Top 10 ‘The Monkees’ TV Episodes
Debuting on NBC on Sept. 12, 1966, The Monkees television show brought the concept of the teenage garage band into living rooms across America. Inspired by the Beatles in general, and A Hard Days Night in particular, the TV show turned its four musician stars into into a real live breathing entity also known as the Monkees, who became even more famous outside the show, touring the world, making actual big hit records that have stood the test of time. Let's go back where it all began by running down our Top 10 The Monkees TV Episodes ...
The old tale of "selling your soul at the crossroads" given the Monkee treatment as a result of Peter's desire to play the harp. The "devil" (played by Monte Landis) signs him up, but ultimately Peter proves his ability to play harp was all his own and the devil is rebuked, with help from a poignant speech by Mike. Hard to imagine in 2012, but there was a controversy over the guys being able to say the word "hell." Every time it comes up, the boys sarcastically mouth the word.
Another weird one from season two involving the attempted abduction of Micky by beings from outer space ... the planet Zlotnik to be exact. A Micky clone is made and, well you know... general wackiness ensues. The other hook here is a guest appearance by Pat Paulsen. Anyone under the age of say 45 or so probably won't recognize the name, but he was a comedian who famously, and not so seriously, ran for president in 1968.
An odder-than-odd one in the catalog. The boys act out an insane fairy tale on a one-set stage, all playing a variety of roles. The show ends with another oddity, where the band are interviewed about the episode. There are no cutaways to musical numbers, although a very cool B&W "Daily Nightly" is seen at show's end. Oh, and please remember to save the Texas prairie chicken!
The boys become involved in an art crime when Peter is asked to duplicate a priceless painting which some scoundrels (played by Vic Tayback and Monte Landis) attempt to sneak the forgery into the museum to steal the original. Nothing ultra special about the wacky hi-jinx that ensue, except for the fact that Liberace shows up and his version of "performance art" has him destroying a grand piano with a sledgehammer. Why? Well ... why not?
A gem from season one which, if for no other reason, is great due to a guest appearance by Julie Newmar. Catwoman meets the Monkees -- how can you not love it! The episode also features the first airing of "The Girl I Knew Somewhere," which was the first Monkees record to feature the band playing its own instruments. Comedian, Hollywood Square and Marlon Brando pal Wally Cox makes a guest shot here as well.

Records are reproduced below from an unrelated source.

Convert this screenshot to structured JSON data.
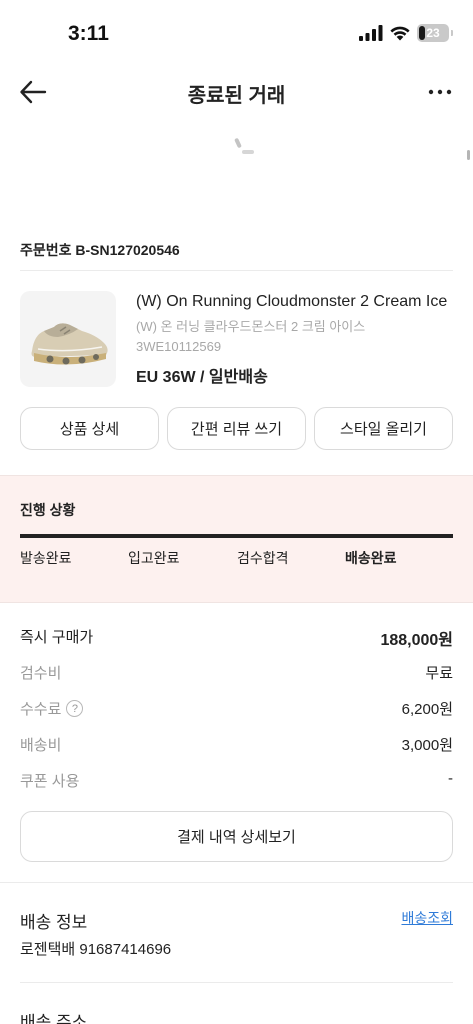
{
  "status_bar": {
    "time": "3:11",
    "battery": "23",
    "battery_level": 0.23,
    "icons": [
      "signal-icon",
      "wifi-icon",
      "battery-icon"
    ]
  },
  "nav": {
    "title": "종료된 거래",
    "back_icon": "arrow-left-icon",
    "more_icon": "more-dots-icon"
  },
  "order": {
    "number_label": "주문번호 B-SN127020546"
  },
  "product": {
    "name": "(W) On Running Cloudmonster 2 Cream Ice",
    "name_kor": "(W) 온 러닝 클라우드몬스터 2 크림 아이스",
    "code": "3WE10112569",
    "option": "EU 36W / 일반배송"
  },
  "actions": {
    "product_detail": "상품 상세",
    "quick_review": "간편 리뷰 쓰기",
    "style_post": "스타일 올리기"
  },
  "progress": {
    "title": "진행 상황",
    "steps": [
      "발송완료",
      "입고완료",
      "검수합격",
      "배송완료"
    ],
    "active_step": 3,
    "completion": 1.0
  },
  "price": {
    "rows": [
      {
        "label": "즉시 구매가",
        "value": "188,000원"
      },
      {
        "label": "검수비",
        "value": "무료"
      },
      {
        "label": "수수료",
        "value": "6,200원",
        "help": "?"
      },
      {
        "label": "배송비",
        "value": "3,000원"
      },
      {
        "label": "쿠폰 사용",
        "value": "-"
      }
    ],
    "detail_button": "결제 내역 상세보기"
  },
  "shipping": {
    "title": "배송 정보",
    "track_link": "배송조회",
    "carrier": "로젠택배 91687414696"
  },
  "address": {
    "title": "배송 주소"
  },
  "colors": {
    "progress_bg": "#fdf1ef",
    "link": "#2f7bd8",
    "text": "#222222",
    "muted": "#999999"
  }
}
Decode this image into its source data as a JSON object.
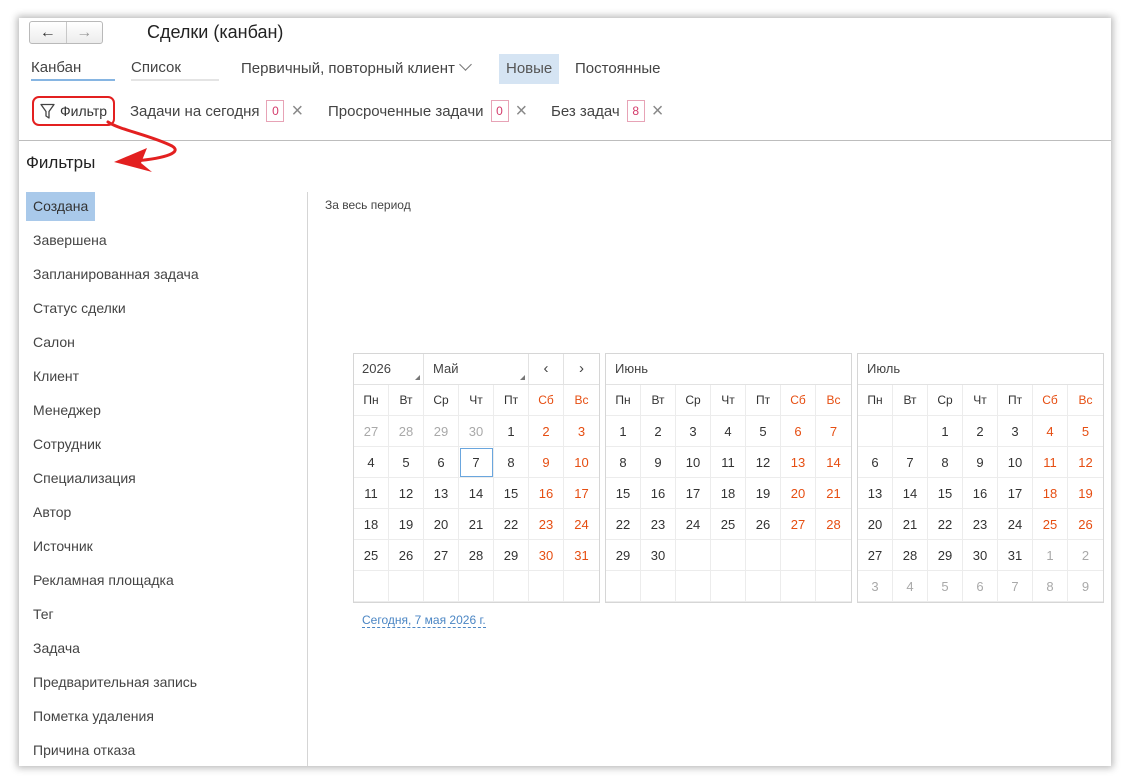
{
  "header": {
    "title": "Сделки (канбан)",
    "back_icon": "←",
    "forward_icon": "→"
  },
  "tabs": [
    {
      "label": "Канбан",
      "active": true
    },
    {
      "label": "Список",
      "active": false
    }
  ],
  "client_type": {
    "label": "Первичный, повторный клиент"
  },
  "segments": [
    {
      "label": "Новые",
      "active": true
    },
    {
      "label": "Постоянные",
      "active": false
    }
  ],
  "toolbar": {
    "filter_label": "Фильтр",
    "chips": [
      {
        "label": "Задачи на сегодня",
        "count": "0"
      },
      {
        "label": "Просроченные задачи",
        "count": "0"
      },
      {
        "label": "Без задач",
        "count": "8"
      }
    ]
  },
  "filters": {
    "title": "Фильтры",
    "items": [
      "Создана",
      "Завершена",
      "Запланированная задача",
      "Статус сделки",
      "Салон",
      "Клиент",
      "Менеджер",
      "Сотрудник",
      "Специализация",
      "Автор",
      "Источник",
      "Рекламная площадка",
      "Тег",
      "Задача",
      "Предварительная запись",
      "Пометка удаления",
      "Причина отказа"
    ],
    "active_index": 0
  },
  "period": {
    "label": "За весь период"
  },
  "calendar": {
    "year": "2026",
    "weekdays": [
      "Пн",
      "Вт",
      "Ср",
      "Чт",
      "Пт",
      "Сб",
      "Вс"
    ],
    "prev_icon": "‹",
    "next_icon": "›",
    "months": [
      {
        "name": "Май",
        "days": [
          "27",
          "28",
          "29",
          "30",
          "1",
          "2",
          "3",
          "4",
          "5",
          "6",
          "7",
          "8",
          "9",
          "10",
          "11",
          "12",
          "13",
          "14",
          "15",
          "16",
          "17",
          "18",
          "19",
          "20",
          "21",
          "22",
          "23",
          "24",
          "25",
          "26",
          "27",
          "28",
          "29",
          "30",
          "31",
          "",
          "",
          "",
          "",
          "",
          "",
          ""
        ],
        "first": 4,
        "last": 34,
        "today_index": 10
      },
      {
        "name": "Июнь",
        "days": [
          "1",
          "2",
          "3",
          "4",
          "5",
          "6",
          "7",
          "8",
          "9",
          "10",
          "11",
          "12",
          "13",
          "14",
          "15",
          "16",
          "17",
          "18",
          "19",
          "20",
          "21",
          "22",
          "23",
          "24",
          "25",
          "26",
          "27",
          "28",
          "29",
          "30",
          "",
          "",
          "",
          "",
          "",
          "",
          "",
          "",
          "",
          "",
          "",
          ""
        ],
        "first": 0,
        "last": 29,
        "today_index": -1
      },
      {
        "name": "Июль",
        "days": [
          "",
          "",
          "1",
          "2",
          "3",
          "4",
          "5",
          "6",
          "7",
          "8",
          "9",
          "10",
          "11",
          "12",
          "13",
          "14",
          "15",
          "16",
          "17",
          "18",
          "19",
          "20",
          "21",
          "22",
          "23",
          "24",
          "25",
          "26",
          "27",
          "28",
          "29",
          "30",
          "31",
          "1",
          "2",
          "3",
          "4",
          "5",
          "6",
          "7",
          "8",
          "9"
        ],
        "first": 2,
        "last": 32,
        "today_index": -1
      }
    ],
    "today_link": "Сегодня, 7 мая 2026 г."
  },
  "colors": {
    "accent": "#86b5e2",
    "weekend": "#e64e12",
    "highlight": "#e32020"
  }
}
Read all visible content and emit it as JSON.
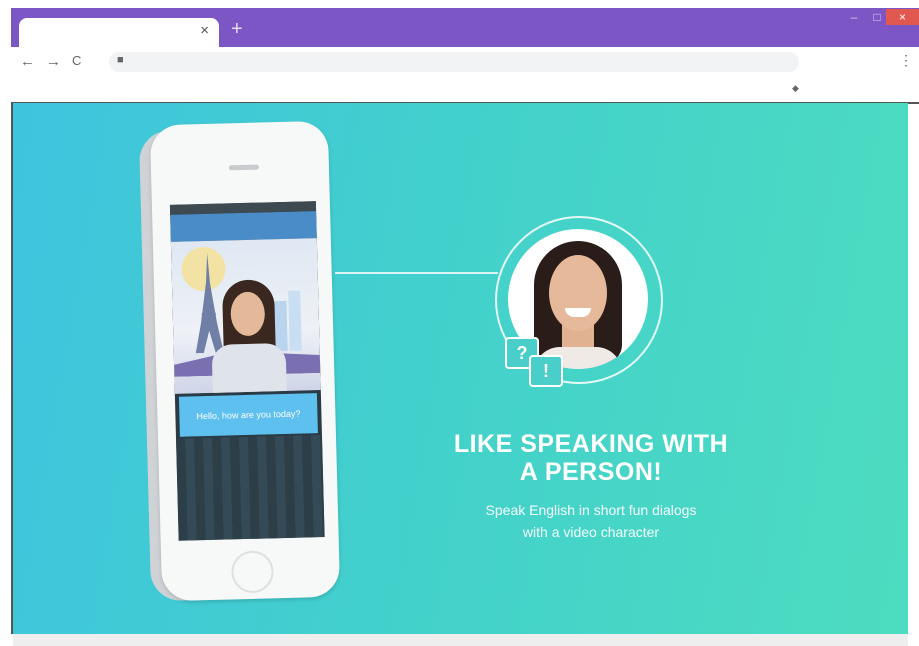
{
  "browser": {
    "tab_close": "×",
    "new_tab": "+",
    "window": {
      "minimize": "–",
      "maximize": "□",
      "close": "×"
    },
    "nav": {
      "back": "←",
      "forward": "→",
      "reload": "C"
    },
    "lock_icon": "lock-icon",
    "menu": "⋮",
    "extension_icon": "extension-icon"
  },
  "phone": {
    "dialog_bubble": "Hello, how are you today?"
  },
  "promo": {
    "question_mark": "?",
    "exclamation_mark": "!",
    "headline_line1": "LIKE SPEAKING WITH",
    "headline_line2": "A PERSON!",
    "subtitle_line1": "Speak English in short fun dialogs",
    "subtitle_line2": "with a video character"
  },
  "colors": {
    "titlebar": "#7b56c4",
    "content_start": "#3fc4df",
    "content_end": "#4ddcc0",
    "close_button": "#e0584f"
  }
}
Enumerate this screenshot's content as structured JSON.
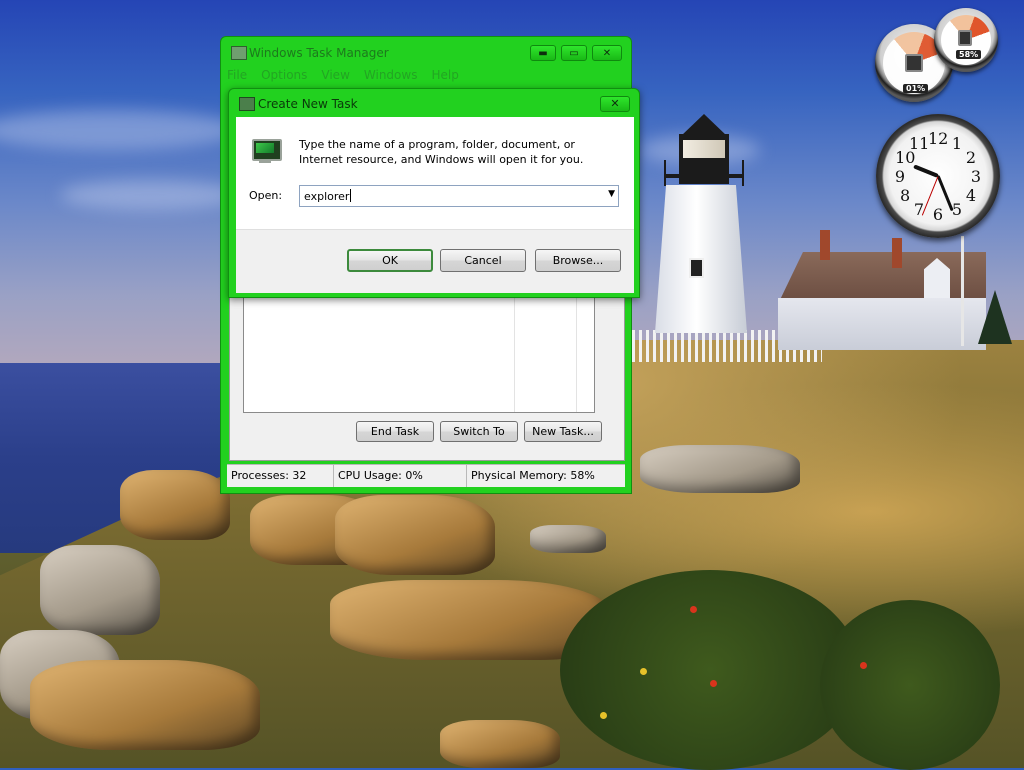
{
  "task_manager": {
    "title": "Windows Task Manager",
    "menu": [
      "File",
      "Options",
      "View",
      "Windows",
      "Help"
    ],
    "buttons": {
      "minimize": "▬",
      "maximize": "▭",
      "close": "✕",
      "end_task": "End Task",
      "switch_to": "Switch To",
      "new_task": "New Task..."
    },
    "status": {
      "processes": "Processes: 32",
      "cpu": "CPU Usage: 0%",
      "memory": "Physical Memory: 58%"
    }
  },
  "dialog": {
    "title": "Create New Task",
    "close": "✕",
    "description": "Type the name of a program, folder, document, or Internet resource, and Windows will open it for you.",
    "open_label": "Open:",
    "open_value": "explorer",
    "ok": "OK",
    "cancel": "Cancel",
    "browse": "Browse..."
  },
  "gadgets": {
    "cpu_meter": {
      "cpu": "01%",
      "memory": "58%"
    },
    "clock": {
      "numerals": [
        "12",
        "1",
        "2",
        "3",
        "4",
        "5",
        "6",
        "7",
        "8",
        "9",
        "10",
        "11"
      ]
    }
  },
  "colors": {
    "window_frame": "#22d11f",
    "dialog_body": "#ffffff",
    "button_face": "#e4e4e4"
  }
}
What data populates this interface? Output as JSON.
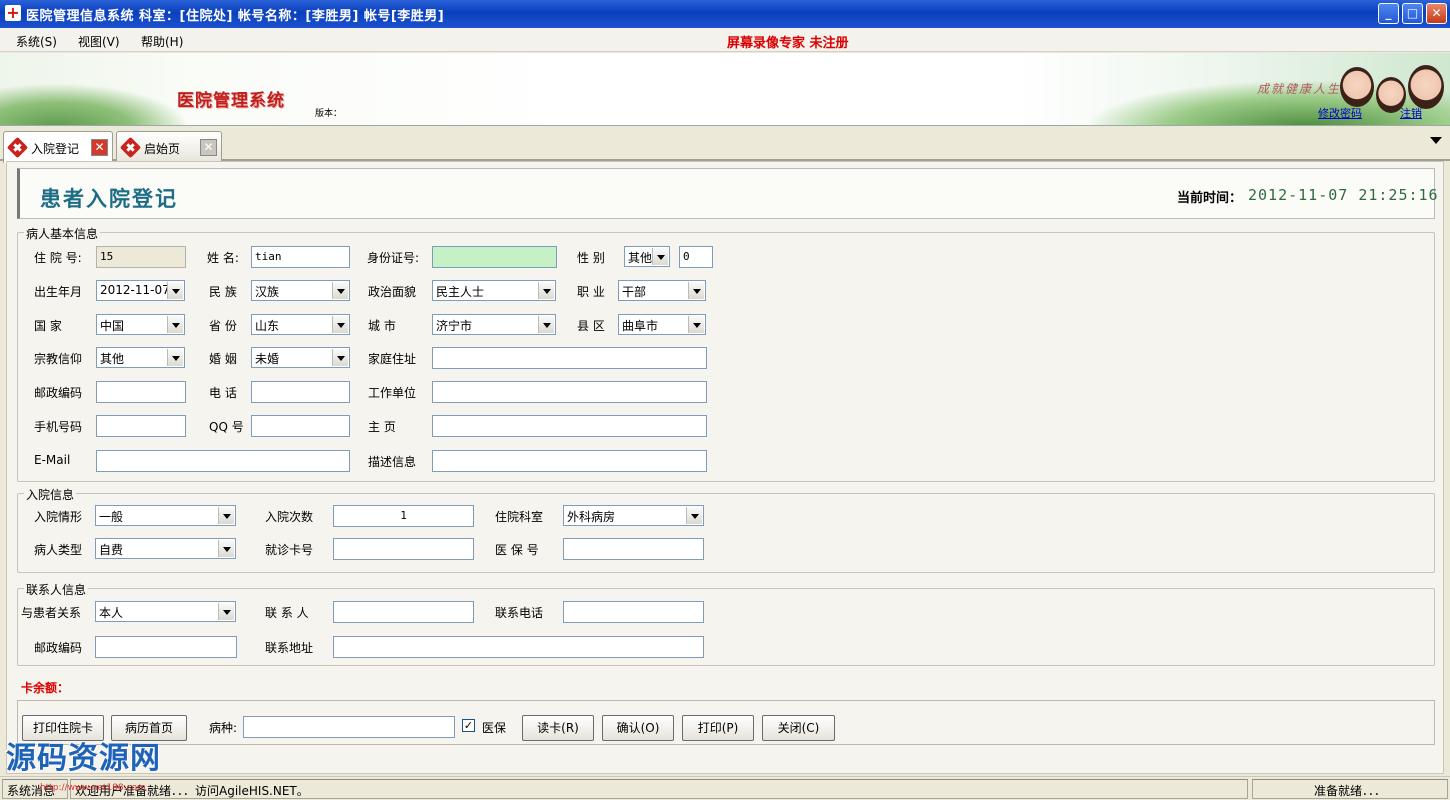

The last episode of season one, it shows a day in the life of the Monkees as they prepare for a concert appearance. A visit to a radio station where astute, (pronounced obsessive), fans will notice the guys play DJ and spin a copy of "Mr. Farmer" by the Seeds. You also get some concert footage and general on the road mayhem.
A seasonal favorite featuring Butch Patrick (on loan from The Munsters) as a boy with no Christmas Spirit. It's the usual tale of the spirit finally taking over with some help from the lads, and the episode wraps up with a beautiful a capella version of "Riu Chiu" which is a traditional Spanish Christmas song. Until the CD age, the song was never available to fans.
Another from season two, this begins like any typical episode only to have the Monkees give up, telling producer Jim Frawley "you've seen one Monkee episode you've seen them all" at which point they decide to take a vacation to Paris. The episode has no other dialogue from the band and is just a sight-seeing romp through the streets of Paris, with, of course, the music playing along the journey. It's a one-of-a-kind Monkees episode.
For the show's second to last episode, Frank Zappa and Mike pretend to be one another, which makes for some highly amusing moments. The fact that it was primarily kids watching the show made it all the stranger. What were we to think of Zappa and Nesmith destroying a car while the Mother's of Invention's "Mother People" plays in the background? Not your average bowl of soup.
This was the final episode of the series and was directed by Micky Dolenz. The opening scene features The Beatles' "Good Morning" from Sgt. Pepper, waking the boys up. The episode, not so subtly, addresses the idea of TV as mind control. With people hypnotized, the evil Wizard Glick is prepared to take over the world, but alas, our heroes save the day. How do they do this? By helping the giant Frodis plant to recharge! Once this happens, the plant emits this hazy smoke and then, suddenly everyone is, you know, mellowed out. What a way to end the series.